INPUT ->

■ ■ ■ ■

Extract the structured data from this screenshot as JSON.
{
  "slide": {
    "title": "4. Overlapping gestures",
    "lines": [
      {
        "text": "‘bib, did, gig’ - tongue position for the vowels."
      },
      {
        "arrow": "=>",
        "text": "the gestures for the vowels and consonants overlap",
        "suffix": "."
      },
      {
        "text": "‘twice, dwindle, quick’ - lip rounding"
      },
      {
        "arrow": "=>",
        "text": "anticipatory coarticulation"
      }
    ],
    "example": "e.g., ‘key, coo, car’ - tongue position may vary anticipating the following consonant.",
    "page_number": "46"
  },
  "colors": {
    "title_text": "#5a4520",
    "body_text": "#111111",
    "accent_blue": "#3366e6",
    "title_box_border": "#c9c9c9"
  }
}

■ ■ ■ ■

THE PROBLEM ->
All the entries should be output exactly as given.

EXERCISE RESULT ->
Extract the structured data from this screenshot as JSON.
{
  "slide": {
    "title": "4. Overlapping gestures",
    "lines": [
      {
        "text": "‘bib, did, gig’ - tongue position for the vowels."
      },
      {
        "arrow": "=>",
        "text": "the gestures for the vowels and consonants overlap",
        "suffix": "."
      },
      {
        "text": "‘twice, dwindle, quick’ - lip rounding"
      },
      {
        "arrow": "=>",
        "text": "anticipatory coarticulation"
      }
    ],
    "example": "e.g., ‘key, coo, car’ - tongue position may vary anticipating the following consonant.",
    "page_number": "46"
  },
  "colors": {
    "title_text": "#5a4520",
    "body_text": "#111111",
    "accent_blue": "#3366e6",
    "title_box_border": "#c9c9c9"
  }
}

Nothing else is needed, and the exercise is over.